“Poor Little Rich Boys,” a review of PAINFULLY RICH: The Outrageous Fortune and Misfortunes of the Heirs of J. Paul Getty

Henriques, Diana B.

The New York Times Book Review, December 10, 1995

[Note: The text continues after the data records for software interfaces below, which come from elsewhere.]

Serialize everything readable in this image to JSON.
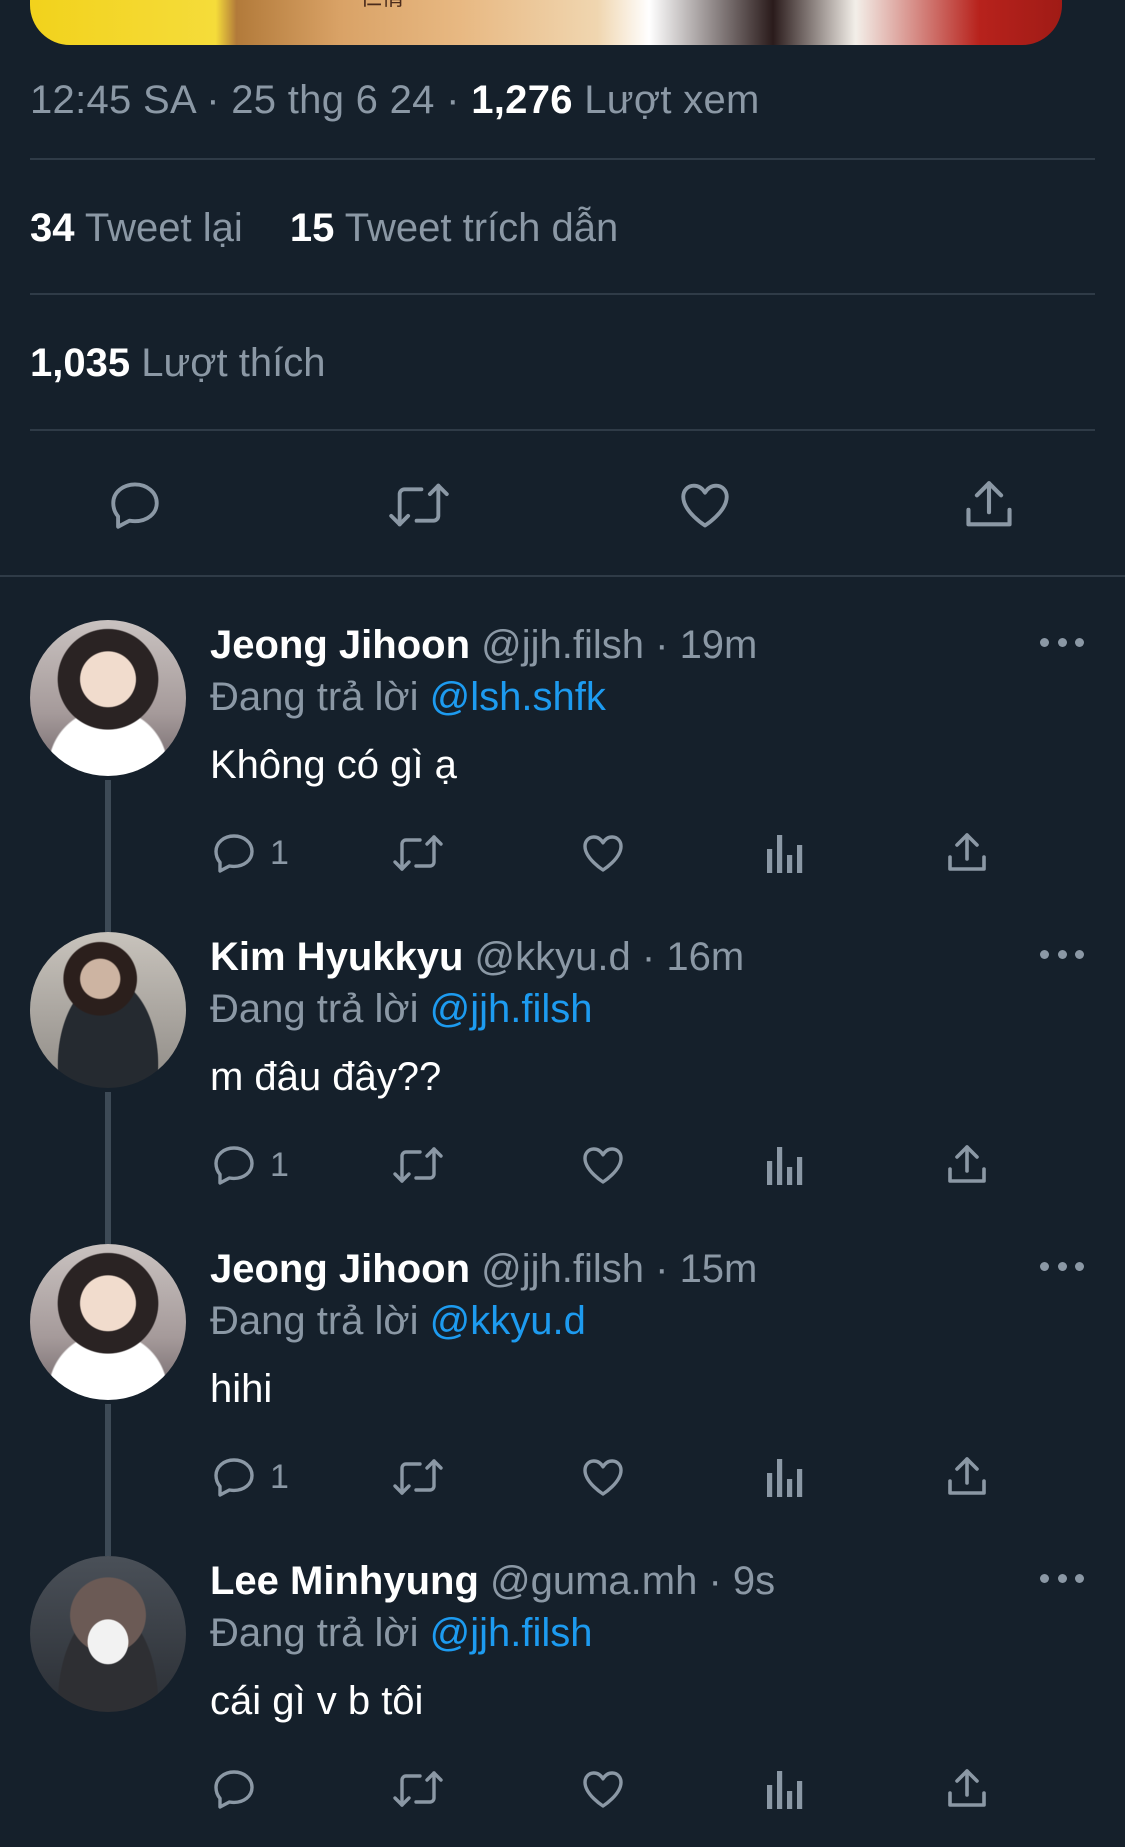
{
  "header": {
    "time": "12:45 SA",
    "date": "25 thg 6 24",
    "views_count": "1,276",
    "views_label": "Lượt xem",
    "retweets_count": "34",
    "retweets_label": "Tweet lại",
    "quotes_count": "15",
    "quotes_label": "Tweet trích dẫn",
    "likes_count": "1,035",
    "likes_label": "Lượt thích",
    "media_caption": "仁情"
  },
  "colors": {
    "background": "#15202b",
    "secondary_text": "#8b98a5",
    "accent": "#1d9bf0",
    "divider": "#2f3b47"
  },
  "replying_to_label": "Đang trả lời",
  "replies": [
    {
      "name": "Jeong Jihoon",
      "handle": "@jjh.filsh",
      "time": "19m",
      "reply_to": "@lsh.shfk",
      "text": "Không có gì ạ",
      "reply_count": "1"
    },
    {
      "name": "Kim Hyukkyu",
      "handle": "@kkyu.d",
      "time": "16m",
      "reply_to": "@jjh.filsh",
      "text": "m đâu đây??",
      "reply_count": "1"
    },
    {
      "name": "Jeong Jihoon",
      "handle": "@jjh.filsh",
      "time": "15m",
      "reply_to": "@kkyu.d",
      "text": "hihi",
      "reply_count": "1"
    },
    {
      "name": "Lee Minhyung",
      "handle": "@guma.mh",
      "time": "9s",
      "reply_to": "@jjh.filsh",
      "text": "cái gì v b tôi",
      "reply_count": ""
    }
  ],
  "icons": {
    "reply": "reply-icon",
    "retweet": "retweet-icon",
    "like": "heart-icon",
    "share": "share-icon",
    "views": "analytics-icon",
    "more": "more-icon"
  }
}
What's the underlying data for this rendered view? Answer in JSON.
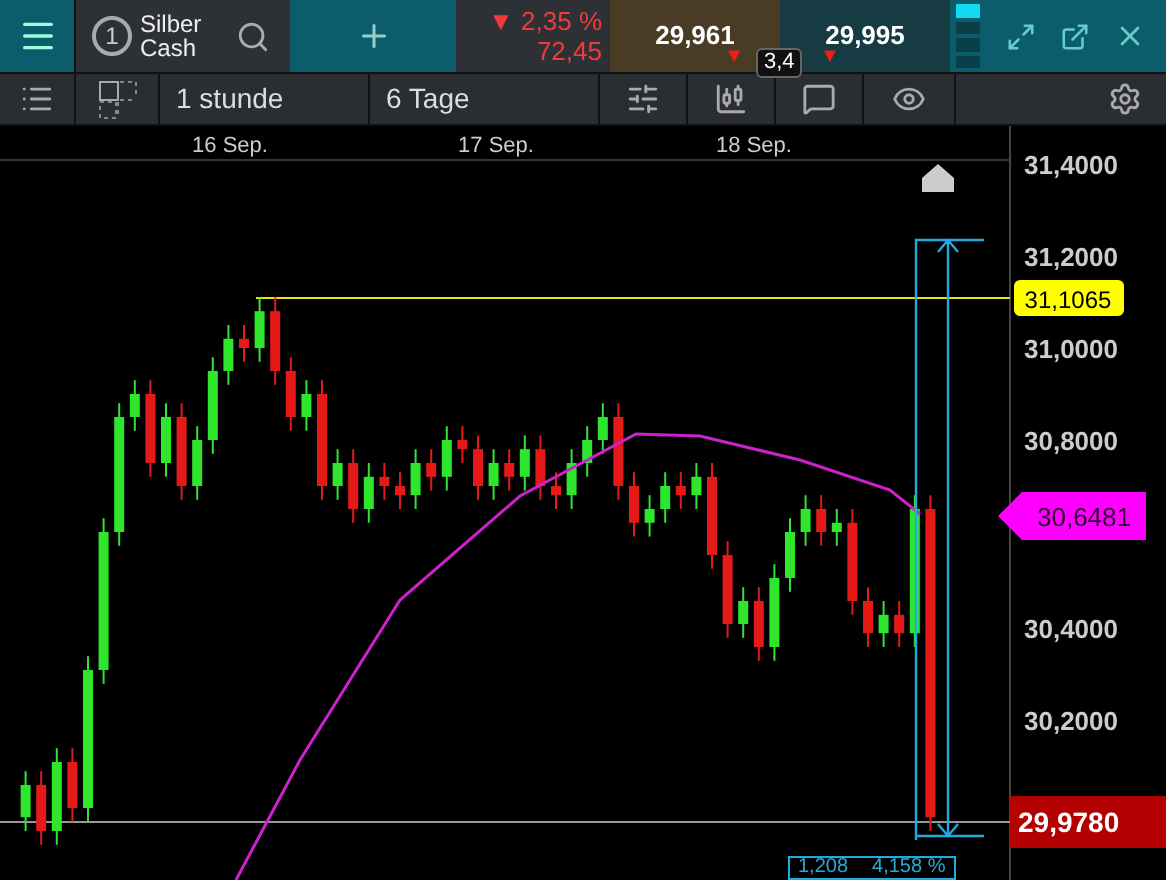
{
  "instrument": {
    "slot": "1",
    "name": "Silber Cash"
  },
  "change": {
    "percent": "▼ 2,35 %",
    "points": "72,45"
  },
  "quotes": {
    "bid": "29,961",
    "ask": "29,995",
    "spread": "3,4",
    "bid_arrow": "▼",
    "ask_arrow": "▼"
  },
  "toolbar": {
    "interval": "1 stunde",
    "range": "6 Tage"
  },
  "chart": {
    "dates": [
      "16 Sep.",
      "17 Sep.",
      "18 Sep."
    ],
    "price_ticks": [
      "31,4000",
      "31,2000",
      "31,0000",
      "30,8000",
      "30,4000",
      "30,2000"
    ],
    "markers": [
      {
        "kind": "line",
        "label": "31,1065",
        "color": "#ffff00"
      },
      {
        "kind": "average",
        "label": "30,6481",
        "color": "#ff00ff"
      },
      {
        "kind": "last",
        "label": "29,9780",
        "color": "#b30000"
      }
    ],
    "measure": {
      "points": "1,208",
      "percent": "4,158 %"
    }
  }
}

Pearson portrays the 7 deadly sins in the J. Paul Getty heirs as “a tragedy,” but Henriques sees mere vulgarity. These people (with suicide, addiction, embitterment, family feuding, million-dollar family lawsuits, “emotionally abusive and sumptuous vacations,” etc.) were victims not of money but “of their own hunger for that money, and their craven fear that it would somehow elude them.” Pearson tells of the kidnapping of J. Paul Getty III, 7/10/73, by Calabrian bandits who demanded 17 million. The granddaddy refused despite the mother’s pleas. Still, she was comforted by being able to move into a “livelier” apartment in Rome during the stalemate. On 10/21 the Calabrians mailed an ear of the grandson. J. Paul the First stood firm. “Finally the Calabrians reduced their demand to $3.2 million, and the senior Getty finally relented–sort of. He would pay the $2.2 million of the ransom that his accountants said was tax-deductible as a casualty loss under the tax code of the day, which limited such write-offs to 10% of one’s taxable income; the boy’s father would have to cover the rest, which he did by borrowing from his father at 4% interest.”